These days, 1080p is so passe. I don't even get out of bed for anything less than 1440p. But 4K, now, that's where it's at. My new TV is 4K, my next monitor will probably be 4K. 4K is the future, for everything from Netflix to gaming. But gaming at 4K requires a gutsy PC, and that means investing in some top of the line hardware. Want to play the latest games at 4K? Nvidia has got you covered with the GeForce GTX 1080 Ti, a graphics card with a significant jump in power from even last year's already-barnstorming GTX 1080.
People are prepared to pay vastly different amounts for quality. For some, $80 for a standard Xbox or PlayStation controller is enough, while the $200 for an Elite is pushing it. Others might be happy to pay $300 or $400 on headphones, but would never spend more than $100 on a gaming mouse.
It's a tricky business, peripherals. And that's the problem facing the SCUF Infinity1 and Infinity4PS, controllers that start at $220 and go up to a staggering $320.
Earlier this year Corsair refreshed its mechanical keyboards with the LUX RGB line, and I liked them so much that I ended up buying one for myself.
And I thought that'd be it for the year. They were the best keyboards I'd used in a good while. They were small, did everything I wanted, and didn't break the bank.
But then iKBC came along.
Back in July, we showed you a crazy small form factor gaming rig with enough power to play the latest games in 4K or VR. One problem: it cost upwards of $5000. Origin PC has made its own version called the Chronos, and it's exactly the kind of machine we'd love to hide away in a home theatre cabinet or a slick minimalist desktop gaming setup.
Year by year, the world is migrating from 1080p. 1440p is now become the sweet spot even for mid-range graphics cards. Even consoles are making a break for the 4K horizon, courtesy of the PS4 Pro and Microsoft's Project Scorpio.

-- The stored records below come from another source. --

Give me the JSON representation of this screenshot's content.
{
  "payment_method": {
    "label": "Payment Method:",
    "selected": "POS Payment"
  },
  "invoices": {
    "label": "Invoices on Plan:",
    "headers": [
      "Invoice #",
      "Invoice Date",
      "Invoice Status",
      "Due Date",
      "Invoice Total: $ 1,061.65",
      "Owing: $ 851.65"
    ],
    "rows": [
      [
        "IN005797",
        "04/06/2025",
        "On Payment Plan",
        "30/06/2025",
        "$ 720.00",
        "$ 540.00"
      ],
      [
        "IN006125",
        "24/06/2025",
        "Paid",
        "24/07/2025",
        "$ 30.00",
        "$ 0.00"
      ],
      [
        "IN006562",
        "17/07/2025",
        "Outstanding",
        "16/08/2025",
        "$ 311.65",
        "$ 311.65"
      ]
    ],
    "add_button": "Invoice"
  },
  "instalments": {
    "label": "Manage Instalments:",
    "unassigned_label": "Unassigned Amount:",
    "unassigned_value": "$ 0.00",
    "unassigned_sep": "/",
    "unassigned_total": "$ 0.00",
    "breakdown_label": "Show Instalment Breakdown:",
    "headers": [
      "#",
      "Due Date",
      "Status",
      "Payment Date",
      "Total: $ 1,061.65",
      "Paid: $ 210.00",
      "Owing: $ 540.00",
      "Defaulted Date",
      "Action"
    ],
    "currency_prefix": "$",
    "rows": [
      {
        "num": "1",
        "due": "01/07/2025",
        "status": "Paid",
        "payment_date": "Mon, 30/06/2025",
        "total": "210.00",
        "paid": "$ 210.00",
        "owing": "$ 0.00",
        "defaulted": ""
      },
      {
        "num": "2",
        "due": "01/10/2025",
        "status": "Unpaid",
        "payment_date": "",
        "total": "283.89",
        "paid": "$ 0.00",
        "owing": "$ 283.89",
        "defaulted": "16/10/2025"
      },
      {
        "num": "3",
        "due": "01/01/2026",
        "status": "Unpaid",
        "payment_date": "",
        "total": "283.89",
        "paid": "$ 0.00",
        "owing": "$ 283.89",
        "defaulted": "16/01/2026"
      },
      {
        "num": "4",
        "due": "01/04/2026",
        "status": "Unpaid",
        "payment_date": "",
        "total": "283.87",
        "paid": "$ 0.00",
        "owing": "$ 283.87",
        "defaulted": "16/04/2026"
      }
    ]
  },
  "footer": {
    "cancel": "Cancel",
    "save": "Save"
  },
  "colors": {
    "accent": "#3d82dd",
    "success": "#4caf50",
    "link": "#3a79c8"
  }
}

But if you want to purchase a 4K monitor today, it's not enough to do it for gaming. There has to be a productivity benefit. So over the last few months, I've been using one of LG's latest 4K monitors - the 27UD88-W, a $900 4K monitor with an IPS panel, FreeSync and a very versatile USB-C port.
With the rise and rise of small, powerful PCs like the MSI Vortex G65 that can live beside a TV rather than alongside a computer monitor, PC games are increasingly being played in living rooms — like your console on steroids — rather than at a desk or in a home office. To game from the couch, though, requires a little extra effort, because you're juggling a keyboard and mouse rather than an all-in-one handheld controller. A lapboard like the Roccat Sova makes it easy to sit back on a lounge and type and scroll away with the traditional PC gaming setup that you're familiar with.